### DIRECTIONS FOR THIS TASK
The records below must be written out exactly, with every picture left behind.

### Records from a data source
****************

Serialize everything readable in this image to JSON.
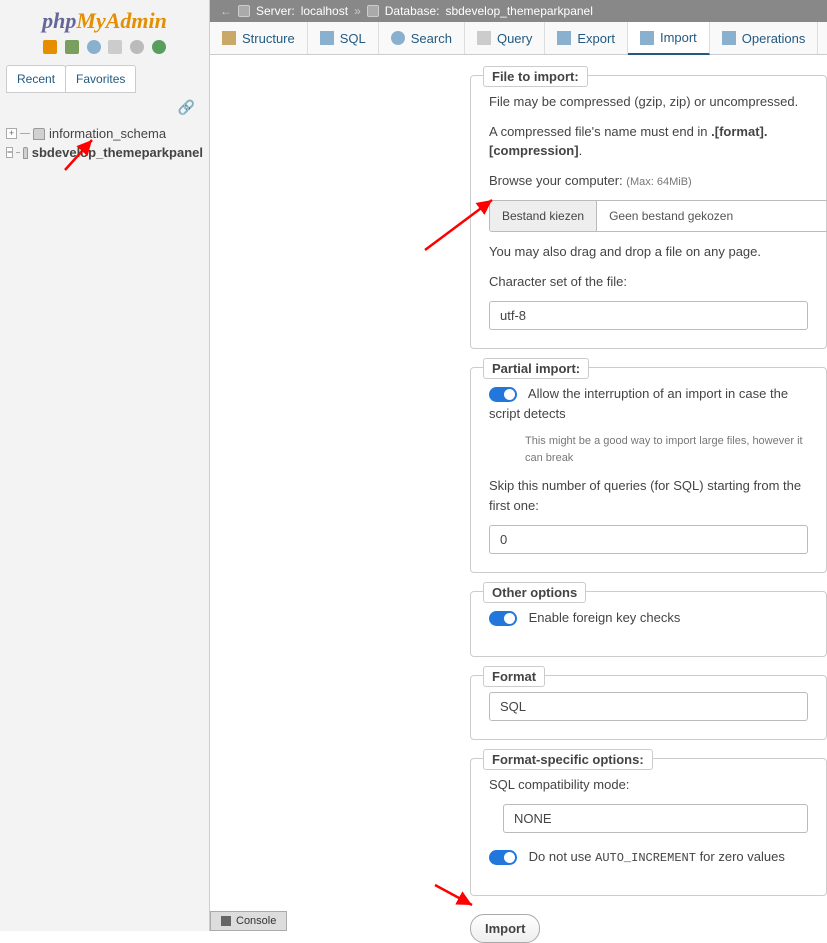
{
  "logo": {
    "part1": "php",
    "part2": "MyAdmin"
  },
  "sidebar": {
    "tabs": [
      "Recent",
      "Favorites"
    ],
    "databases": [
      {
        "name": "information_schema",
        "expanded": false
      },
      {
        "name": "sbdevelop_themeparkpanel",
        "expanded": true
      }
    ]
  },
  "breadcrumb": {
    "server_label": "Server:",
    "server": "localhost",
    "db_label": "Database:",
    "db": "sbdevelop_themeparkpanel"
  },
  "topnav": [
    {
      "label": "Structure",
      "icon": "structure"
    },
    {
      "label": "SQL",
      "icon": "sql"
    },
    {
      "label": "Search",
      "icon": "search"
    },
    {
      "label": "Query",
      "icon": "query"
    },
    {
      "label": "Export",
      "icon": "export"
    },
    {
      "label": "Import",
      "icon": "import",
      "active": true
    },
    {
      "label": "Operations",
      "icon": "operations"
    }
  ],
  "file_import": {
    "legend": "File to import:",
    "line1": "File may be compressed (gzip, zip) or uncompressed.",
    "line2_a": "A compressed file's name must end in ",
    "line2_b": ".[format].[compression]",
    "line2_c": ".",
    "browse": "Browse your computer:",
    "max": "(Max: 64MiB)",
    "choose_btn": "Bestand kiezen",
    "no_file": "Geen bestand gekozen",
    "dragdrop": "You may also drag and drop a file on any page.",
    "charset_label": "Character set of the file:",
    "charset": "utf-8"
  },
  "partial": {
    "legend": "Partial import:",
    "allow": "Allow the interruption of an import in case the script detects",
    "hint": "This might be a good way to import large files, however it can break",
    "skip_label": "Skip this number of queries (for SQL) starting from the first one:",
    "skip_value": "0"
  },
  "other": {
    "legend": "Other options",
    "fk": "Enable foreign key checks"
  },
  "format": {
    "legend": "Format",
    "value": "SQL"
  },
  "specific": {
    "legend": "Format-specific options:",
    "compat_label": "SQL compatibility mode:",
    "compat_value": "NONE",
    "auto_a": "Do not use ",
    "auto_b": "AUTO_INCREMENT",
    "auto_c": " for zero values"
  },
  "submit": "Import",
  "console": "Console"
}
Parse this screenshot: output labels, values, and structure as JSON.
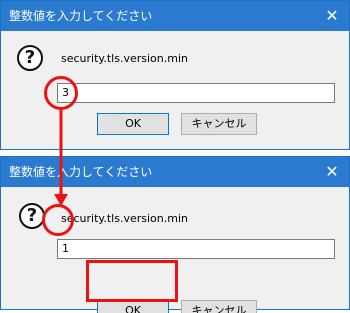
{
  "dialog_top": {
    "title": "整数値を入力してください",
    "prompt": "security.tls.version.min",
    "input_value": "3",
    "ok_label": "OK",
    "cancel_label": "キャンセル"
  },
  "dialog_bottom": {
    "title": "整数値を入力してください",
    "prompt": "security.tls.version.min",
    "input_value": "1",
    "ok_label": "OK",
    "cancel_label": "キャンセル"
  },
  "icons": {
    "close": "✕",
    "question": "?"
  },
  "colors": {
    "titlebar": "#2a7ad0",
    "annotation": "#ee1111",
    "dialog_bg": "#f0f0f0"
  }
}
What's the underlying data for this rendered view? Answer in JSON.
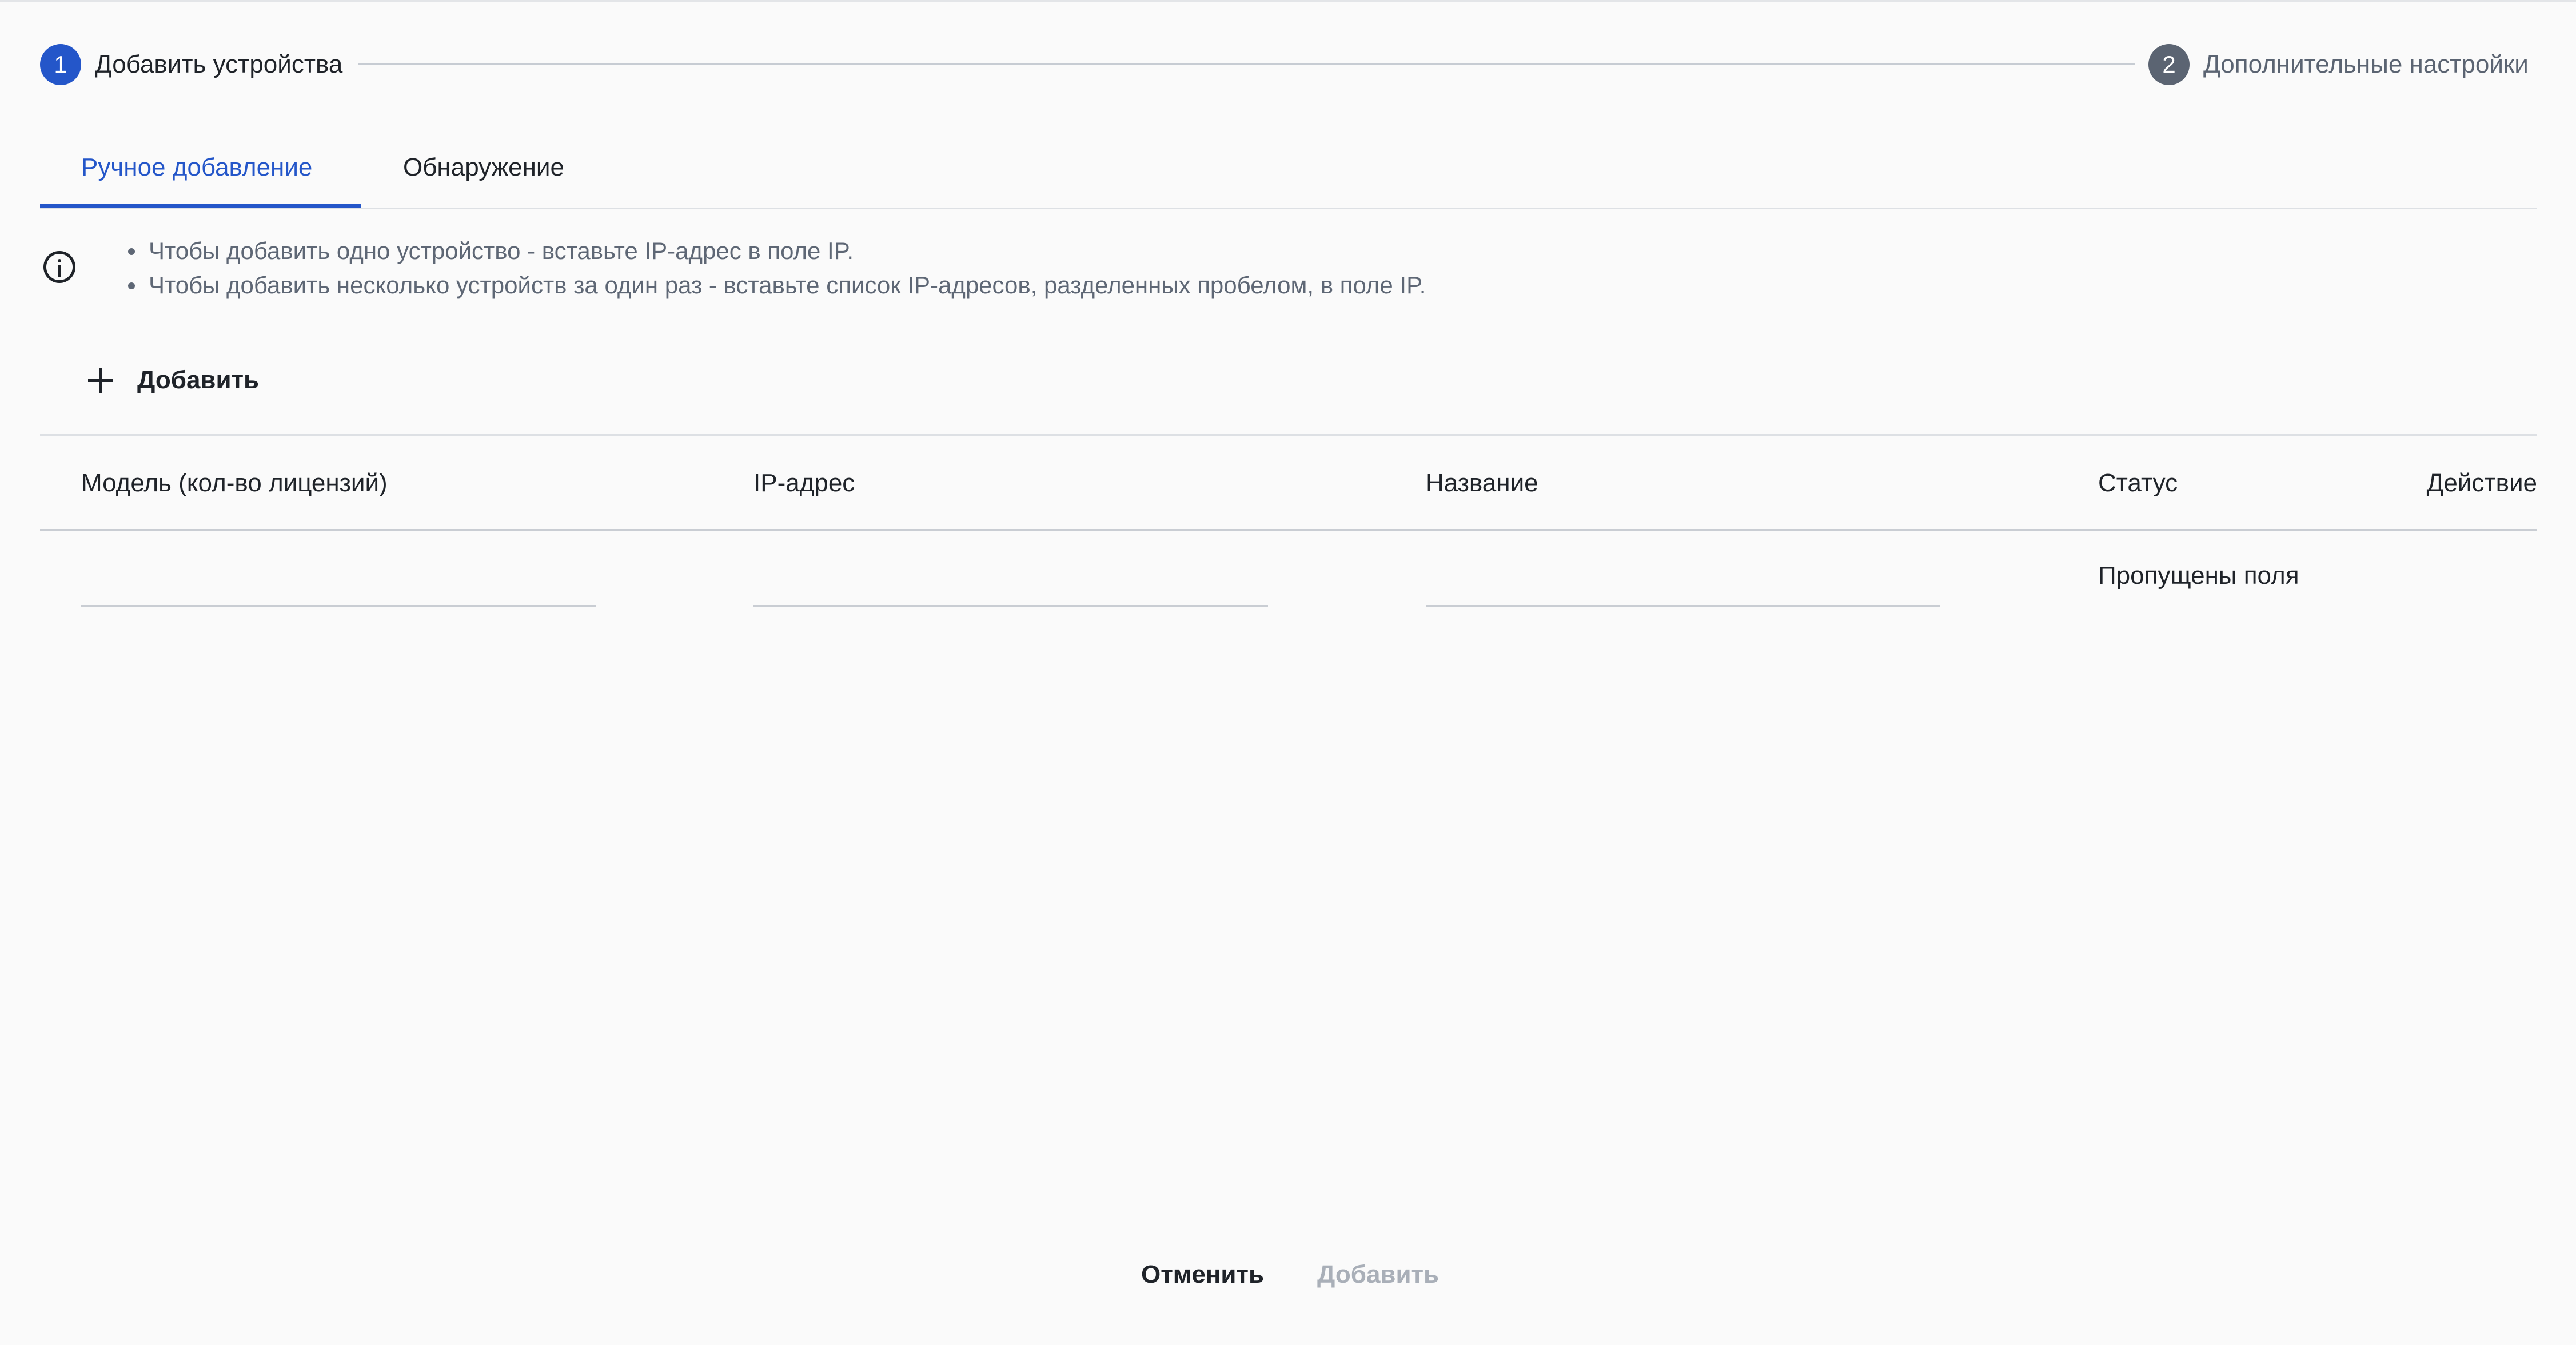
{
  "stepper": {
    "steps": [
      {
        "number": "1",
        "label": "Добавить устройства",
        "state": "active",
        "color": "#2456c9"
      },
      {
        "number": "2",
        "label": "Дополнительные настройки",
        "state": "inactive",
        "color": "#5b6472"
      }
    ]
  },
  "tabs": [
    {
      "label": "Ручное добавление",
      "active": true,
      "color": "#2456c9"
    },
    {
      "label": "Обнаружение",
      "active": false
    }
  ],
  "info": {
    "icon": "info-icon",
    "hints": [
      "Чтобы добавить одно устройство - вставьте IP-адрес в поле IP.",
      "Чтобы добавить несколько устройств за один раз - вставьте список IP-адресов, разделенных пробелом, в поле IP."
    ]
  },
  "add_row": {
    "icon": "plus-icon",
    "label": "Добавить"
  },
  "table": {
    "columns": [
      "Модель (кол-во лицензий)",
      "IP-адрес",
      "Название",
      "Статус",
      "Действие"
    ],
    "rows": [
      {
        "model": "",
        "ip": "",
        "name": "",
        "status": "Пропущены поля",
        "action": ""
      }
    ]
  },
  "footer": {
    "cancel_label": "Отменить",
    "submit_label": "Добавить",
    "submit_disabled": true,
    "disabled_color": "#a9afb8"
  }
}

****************

### RESULT OF THIS TASK
Serialize everything readable in this image to JSON.
{
  "logo": {
    "part1": "php",
    "part2": "MyAdmin"
  },
  "sidebar": {
    "tabs": [
      "Recent",
      "Favorites"
    ],
    "databases": [
      {
        "name": "information_schema",
        "expanded": false
      },
      {
        "name": "sbdevelop_themeparkpanel",
        "expanded": true
      }
    ]
  },
  "breadcrumb": {
    "server_label": "Server:",
    "server": "localhost",
    "db_label": "Database:",
    "db": "sbdevelop_themeparkpanel"
  },
  "topnav": [
    {
      "label": "Structure",
      "icon": "structure"
    },
    {
      "label": "SQL",
      "icon": "sql"
    },
    {
      "label": "Search",
      "icon": "search"
    },
    {
      "label": "Query",
      "icon": "query"
    },
    {
      "label": "Export",
      "icon": "export"
    },
    {
      "label": "Import",
      "icon": "import",
      "active": true
    },
    {
      "label": "Operations",
      "icon": "operations"
    }
  ],
  "file_import": {
    "legend": "File to import:",
    "line1": "File may be compressed (gzip, zip) or uncompressed.",
    "line2_a": "A compressed file's name must end in ",
    "line2_b": ".[format].[compression]",
    "line2_c": ".",
    "browse": "Browse your computer:",
    "max": "(Max: 64MiB)",
    "choose_btn": "Bestand kiezen",
    "no_file": "Geen bestand gekozen",
    "dragdrop": "You may also drag and drop a file on any page.",
    "charset_label": "Character set of the file:",
    "charset": "utf-8"
  },
  "partial": {
    "legend": "Partial import:",
    "allow": "Allow the interruption of an import in case the script detects",
    "hint": "This might be a good way to import large files, however it can break",
    "skip_label": "Skip this number of queries (for SQL) starting from the first one:",
    "skip_value": "0"
  },
  "other": {
    "legend": "Other options",
    "fk": "Enable foreign key checks"
  },
  "format": {
    "legend": "Format",
    "value": "SQL"
  },
  "specific": {
    "legend": "Format-specific options:",
    "compat_label": "SQL compatibility mode:",
    "compat_value": "NONE",
    "auto_a": "Do not use ",
    "auto_b": "AUTO_INCREMENT",
    "auto_c": " for zero values"
  },
  "submit": "Import",
  "console": "Console"
}
Parse this screenshot: output labels, values, and structure as JSON.
{
  "dialog_top": {
    "title": "整数値を入力してください",
    "prompt": "security.tls.version.min",
    "input_value": "3",
    "ok_label": "OK",
    "cancel_label": "キャンセル"
  },
  "dialog_bottom": {
    "title": "整数値を入力してください",
    "prompt": "security.tls.version.min",
    "input_value": "1",
    "ok_label": "OK",
    "cancel_label": "キャンセル"
  },
  "icons": {
    "close": "✕",
    "question": "?"
  },
  "colors": {
    "titlebar": "#2a7ad0",
    "annotation": "#ee1111",
    "dialog_bg": "#f0f0f0"
  }
}
What's the underlying data for this rendered view? Answer in JSON.
{
  "stepper": {
    "steps": [
      {
        "number": "1",
        "label": "Добавить устройства",
        "state": "active",
        "color": "#2456c9"
      },
      {
        "number": "2",
        "label": "Дополнительные настройки",
        "state": "inactive",
        "color": "#5b6472"
      }
    ]
  },
  "tabs": [
    {
      "label": "Ручное добавление",
      "active": true,
      "color": "#2456c9"
    },
    {
      "label": "Обнаружение",
      "active": false
    }
  ],
  "info": {
    "icon": "info-icon",
    "hints": [
      "Чтобы добавить одно устройство - вставьте IP-адрес в поле IP.",
      "Чтобы добавить несколько устройств за один раз - вставьте список IP-адресов, разделенных пробелом, в поле IP."
    ]
  },
  "add_row": {
    "icon": "plus-icon",
    "label": "Добавить"
  },
  "table": {
    "columns": [
      "Модель (кол-во лицензий)",
      "IP-адрес",
      "Название",
      "Статус",
      "Действие"
    ],
    "rows": [
      {
        "model": "",
        "ip": "",
        "name": "",
        "status": "Пропущены поля",
        "action": ""
      }
    ]
  },
  "footer": {
    "cancel_label": "Отменить",
    "submit_label": "Добавить",
    "submit_disabled": true,
    "disabled_color": "#a9afb8"
  }
}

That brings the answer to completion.